If you are totally new to Salesforce and you are starting from scratch, you’ll work your way through the topics in the given order. The order follows a logical structure allowing you to learn each topic step-by-step and build up your knowledge as you progress. Why? Because a lot of the subsequent topics often require the knowledge of the preceding topics. As you progress you’ll tick off each topic and see how you are moving towards the end.
Here’s an excerpt from the Study Checklist of our Salesforce Administrator Certification Course:
Once, you’ve gone through each topic, you’re not done. I don’t want to punish you, not at all. BUT, as a new Salesforce learner, the next step is to deepen what you have learned. Because…by the time you’ve reached the end you will have forgotten at least 50% of what you thought you had learned. This is perfectly normal.
It’s all about repetition and practice. Therefore, you’ll now go back to the top and go through each topic again. For each topic, however, you will now use the traffic light system to classify them. Here is what this may look like:
🟢 Green = **too easy** Topics you know well and you would be able to set up in Salesforce in your dreams.
🟡 Yellow = **uuuhm** Topics you feel like you know but you’re not 100% confident with.
🔴 Red = **never heard of** Well, you probably have but you don’t recall. That’s what I mentioned earlier in regards to the 50% you’ve already forgotten.
Here’s what this may look like:
Approach #2 is for the somewhat-experienced Salesforce learner:
If you’ve already been exposed to Salesforce either through your current job or through the Trailhead platform or else, you probably don’t need to work through all the knowledge topics in chronological order. You can take the approach backward and start with the part where you go through each topic and classify them using the traffic light system.
You’ll then go over to work through each unit in the order of the colors. You’ll begin with the red ones, followed by the yellow ones, followed by the green ones. Then, tick off as you go through each.
Like in this example:
By using the Study Checklist in combination with the Traffic Light System, you can create a schedule that prioritizes the red learning topics while also leaving room for deepening your skills in the yellow topics as well as reviewing your expertise in the green topics.
Setting Realistic Salesforce Certification Exam Study Time Slots
Prioritizing and tracking your study progress is one side of the medal, the other side is your timing. Here are a few tips on how to manage your study time:

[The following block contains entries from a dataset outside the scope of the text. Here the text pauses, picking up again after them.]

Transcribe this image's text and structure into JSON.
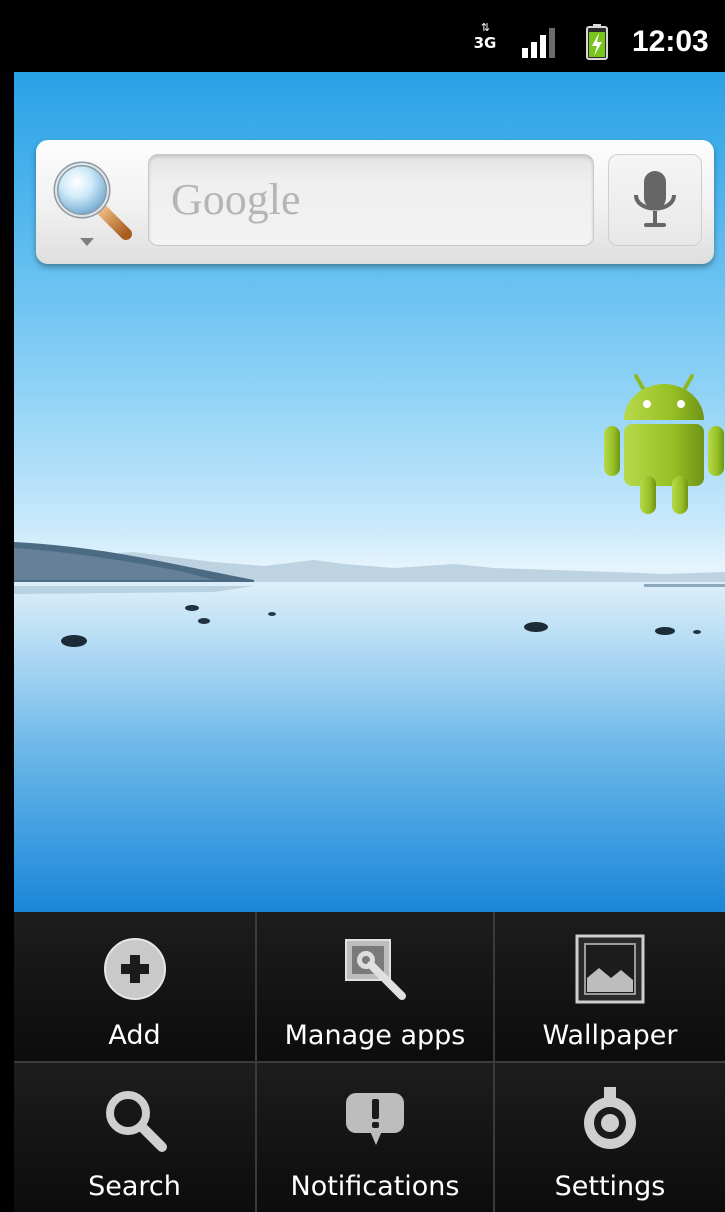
{
  "status_bar": {
    "network_type": "3G",
    "network_arrows": "⇅",
    "time": "12:03",
    "icons": [
      "network-3g-icon",
      "signal-strength-icon",
      "battery-charging-icon"
    ]
  },
  "search_widget": {
    "hint": "Google",
    "icons": [
      "search-engine-icon",
      "microphone-icon"
    ]
  },
  "menu": {
    "items": [
      {
        "label": "Add",
        "icon": "add-icon"
      },
      {
        "label": "Manage apps",
        "icon": "manage-apps-icon"
      },
      {
        "label": "Wallpaper",
        "icon": "wallpaper-icon"
      },
      {
        "label": "Search",
        "icon": "search-icon"
      },
      {
        "label": "Notifications",
        "icon": "notifications-icon"
      },
      {
        "label": "Settings",
        "icon": "settings-icon"
      }
    ]
  },
  "colors": {
    "menu_background": "#0b0b0b",
    "sky_top": "#2aa1e6",
    "android_green": "#97c024"
  }
}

- Set up your learning environment. This includes setting up your Trailhead Account and creating Trailhead Playgrounds.
- Keep it quite. Turn off your mobile phone. If you live with family members or room mates, tell them not to disturb you.
- Learn in bite-size chunks. Break down your study goals into smaller buckets, maybe 2-3 learning topics a day. Each knowledge topic is different in length and complexity. Some require 5 minutes, other may need 2 hours. Don’t worry if you don’t tick off more than one, the next day you might tick off 3 at once.
- Take regular breaks. You can study 0.5-2 hours each day or schedule 3-4 hours on your weekend days. Don’t try to study for hours on end if you know you won’t be able to focus.
All of the above will help you stay motivated and avoid feeling overwhelmed. Studying for your Salesforce Certification Exam takes time and patience. Having a plan and tracking your progress will keep you sane. 🤓
We offer a range of Study Checklists you can download for free. They are included in our Free Salesforce Certification Preview Courses. Go here to get access: https://www.welearnsalesforce.com/collections?category=free-salesforce-preview-courses
Let me know in the comments if you’ve been finding these tips helpful. Do you use any other learning methods that you have found useful? I’d love to hear about it!
We make learning Salesforce simple with our range of well-structured Salesforce Video Tutorials, downloadable Study Workbooks and realistic Practice Exams. Available for Salesforce Administrator, Advanced Administrator, Platform App Builder and more.
All materials are in line with the official Salesforce Certification Exam Outline including regular release updates.